get across a busy intersection and wreak havoc with traffic.
“And I came
up with tour-guide Barbie,” the doll who shows the toys around the toy
“There was no real tour-guide Barbie.”
He also created the
fantasy scene in which Andy kills time by playing out the “Evil
Dr. Porkchop” scenario and the airport conveyor- belt
His contributions to the long-awaited third part in the Toy
Story saga, last summer’s Toy Story 3, which was the top-grossing movie of 2010,
are just as memorable.
“I did the ‘Spanish’ Buzz,” says Luhn. In a movie
with many funny moments, the scenes in which Buzz gets reprogrammed so he speaks
only Spanish and then flamenco dances to woo Jessie brought down the house. He
also came up with Mr. Pricklepants, the fussy hedgehog plush
ALTHOUGH HE is not credited on every single Pixar film, he has
worked in some capacity on virtually every feature.
“Some films I get
called in specifically by the director I’m good at problem solving. Sometimes
they can’t figure out the plot for a section of a film. So I’ll work on it for
only three weeks. I did that on WALL*E.”
Although generally his work is
great fun, “When you don’t have as much time as you’d like, that’s when it gets
It helps that he has a wife who understands.
because she’s Valerie LaPointe, also a Pixar storyboard artist.
the only husband-and-wife story artist couple.”
Luhn comes from a family
that has been involved with entertaining children for years. His family founded
Jeffrey’s Toys, a legendary San Francisco toy store.
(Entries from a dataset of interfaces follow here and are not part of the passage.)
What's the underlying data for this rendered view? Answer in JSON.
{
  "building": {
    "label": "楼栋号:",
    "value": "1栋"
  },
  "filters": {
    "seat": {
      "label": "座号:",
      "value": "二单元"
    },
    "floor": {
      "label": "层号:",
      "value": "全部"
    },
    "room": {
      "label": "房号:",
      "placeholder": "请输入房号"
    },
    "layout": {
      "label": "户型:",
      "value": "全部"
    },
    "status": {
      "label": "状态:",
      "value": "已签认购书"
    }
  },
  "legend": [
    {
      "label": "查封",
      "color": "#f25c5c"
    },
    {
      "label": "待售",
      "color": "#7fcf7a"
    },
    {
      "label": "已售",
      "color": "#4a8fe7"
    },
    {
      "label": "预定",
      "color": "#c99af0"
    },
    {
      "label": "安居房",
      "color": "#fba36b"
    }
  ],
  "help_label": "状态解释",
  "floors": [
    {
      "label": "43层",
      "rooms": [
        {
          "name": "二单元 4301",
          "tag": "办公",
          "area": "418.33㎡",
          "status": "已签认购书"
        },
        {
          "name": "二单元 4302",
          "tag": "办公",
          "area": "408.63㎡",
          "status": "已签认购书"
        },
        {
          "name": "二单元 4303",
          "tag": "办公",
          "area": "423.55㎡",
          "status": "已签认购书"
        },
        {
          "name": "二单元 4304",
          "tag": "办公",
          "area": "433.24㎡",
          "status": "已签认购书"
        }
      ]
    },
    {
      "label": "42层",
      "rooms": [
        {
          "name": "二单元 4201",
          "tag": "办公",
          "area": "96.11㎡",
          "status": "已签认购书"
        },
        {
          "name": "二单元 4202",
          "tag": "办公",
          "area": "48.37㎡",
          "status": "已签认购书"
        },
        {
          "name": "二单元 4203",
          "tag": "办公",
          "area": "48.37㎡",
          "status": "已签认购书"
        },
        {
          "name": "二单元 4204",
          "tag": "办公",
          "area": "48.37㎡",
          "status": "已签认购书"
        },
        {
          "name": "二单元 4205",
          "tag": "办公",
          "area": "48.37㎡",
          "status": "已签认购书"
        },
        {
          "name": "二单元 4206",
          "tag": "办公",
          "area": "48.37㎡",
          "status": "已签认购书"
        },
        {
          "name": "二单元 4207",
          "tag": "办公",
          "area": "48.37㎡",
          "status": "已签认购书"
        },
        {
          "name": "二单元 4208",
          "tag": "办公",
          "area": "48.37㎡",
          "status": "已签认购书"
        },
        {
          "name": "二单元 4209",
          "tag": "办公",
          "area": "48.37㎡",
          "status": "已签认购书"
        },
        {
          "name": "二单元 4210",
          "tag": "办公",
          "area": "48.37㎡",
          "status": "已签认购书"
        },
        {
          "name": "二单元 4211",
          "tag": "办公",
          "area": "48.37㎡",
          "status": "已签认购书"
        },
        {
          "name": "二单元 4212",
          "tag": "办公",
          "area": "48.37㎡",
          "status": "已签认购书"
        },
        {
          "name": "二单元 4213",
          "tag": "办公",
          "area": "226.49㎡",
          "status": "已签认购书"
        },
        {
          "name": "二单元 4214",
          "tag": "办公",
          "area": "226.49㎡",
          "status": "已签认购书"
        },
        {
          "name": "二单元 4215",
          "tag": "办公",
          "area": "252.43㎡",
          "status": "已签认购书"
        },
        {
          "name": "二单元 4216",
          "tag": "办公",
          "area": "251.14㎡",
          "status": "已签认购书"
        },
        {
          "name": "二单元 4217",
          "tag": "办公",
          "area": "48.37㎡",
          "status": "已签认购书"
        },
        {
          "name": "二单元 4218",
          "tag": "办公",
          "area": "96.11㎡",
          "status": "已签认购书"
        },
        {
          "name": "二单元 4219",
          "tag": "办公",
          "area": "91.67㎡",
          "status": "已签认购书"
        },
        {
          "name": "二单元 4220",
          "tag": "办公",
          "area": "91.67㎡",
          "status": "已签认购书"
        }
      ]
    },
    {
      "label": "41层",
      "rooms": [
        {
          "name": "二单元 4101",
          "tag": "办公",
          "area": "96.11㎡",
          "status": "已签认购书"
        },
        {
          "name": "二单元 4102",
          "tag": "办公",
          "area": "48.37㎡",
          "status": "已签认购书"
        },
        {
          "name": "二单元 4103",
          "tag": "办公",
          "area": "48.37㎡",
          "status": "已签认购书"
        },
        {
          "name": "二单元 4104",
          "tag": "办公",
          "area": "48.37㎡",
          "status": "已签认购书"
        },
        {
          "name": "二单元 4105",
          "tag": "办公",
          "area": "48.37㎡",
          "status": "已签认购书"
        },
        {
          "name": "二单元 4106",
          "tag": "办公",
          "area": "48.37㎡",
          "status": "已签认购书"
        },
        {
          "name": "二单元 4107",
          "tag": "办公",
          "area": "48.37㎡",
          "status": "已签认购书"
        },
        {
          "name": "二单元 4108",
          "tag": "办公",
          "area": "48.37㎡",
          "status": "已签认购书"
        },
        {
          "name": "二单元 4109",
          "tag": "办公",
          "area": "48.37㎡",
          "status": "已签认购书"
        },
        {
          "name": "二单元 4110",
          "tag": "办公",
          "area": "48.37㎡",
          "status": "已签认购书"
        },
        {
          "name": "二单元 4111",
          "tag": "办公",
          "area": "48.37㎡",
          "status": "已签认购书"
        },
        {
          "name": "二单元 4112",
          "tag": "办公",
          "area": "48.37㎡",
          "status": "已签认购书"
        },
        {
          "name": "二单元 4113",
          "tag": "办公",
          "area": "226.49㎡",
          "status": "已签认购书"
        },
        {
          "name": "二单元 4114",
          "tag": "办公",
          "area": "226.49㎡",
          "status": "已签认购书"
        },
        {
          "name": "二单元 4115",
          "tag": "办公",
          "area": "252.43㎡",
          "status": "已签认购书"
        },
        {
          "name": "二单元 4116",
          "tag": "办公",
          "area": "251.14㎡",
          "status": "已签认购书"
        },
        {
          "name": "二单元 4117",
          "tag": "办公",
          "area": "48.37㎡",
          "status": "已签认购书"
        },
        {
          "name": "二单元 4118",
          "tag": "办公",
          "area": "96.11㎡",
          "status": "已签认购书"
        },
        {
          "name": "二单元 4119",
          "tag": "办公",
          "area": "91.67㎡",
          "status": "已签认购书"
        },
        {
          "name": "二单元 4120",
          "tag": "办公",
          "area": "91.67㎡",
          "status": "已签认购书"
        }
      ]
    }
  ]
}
“I worked in toy
stores all my life. So did my dad. He was an amazing cartoonist. He
wanted to be an animator. He wanted to work for Disney and then he went to
Vietnam. When he got back, he was persuaded to keep working at the toy store and
he never got to fulfill his dreams. The instant my dad saw that I could draw, he
made every possible opportunity available to me.”
As Luhn talks about his
father, I decide to ask a question about the Toy Story films that’s been nagging
at me for years. The films revolve around the toys that belong to Andy, a young
boy in the first film who grows into a college student by the third. We
see his mother, his sister and his neighbor. But never, in any of the films, do
we see his father. Andy’s dad is never mentioned.
“When you make a movie
you have to make sure that every single person is there for a person. Everyone
is there to help tell the main character’s story. If there was a dad in Toy
Story, the boy would not have had such a need for a doll who represents a kind
of authority figure, like Buzz,” he says.
It was such a simple decision,
that “we never even brought it up.”
What advice does Luhn have for
aspiring animators and artists?
“My suggestion for somebody who is aspiring to
be a storyboard artist is to learn everything about story structure, how to draw
and how to develop ideas. I took improv classes and acting classes. There was an
improve group at Pixar and I took acting in high school and at college. I also
took lifedrawing classes. I spent time studying the masters. Also, get a script
off the internet and storyboard from it.”
Summing up the creative ethos
at Pixar, Luhn says, “No one passes the buck. They hand it off to another person
and he adds to it.”
To learn more secrets from the Pixar vault and to
take your children to an affordable and creative festival this Pesach, go to the
festival site at www.ani-mator.com Matthew Luhn’s site on teaching cartooning is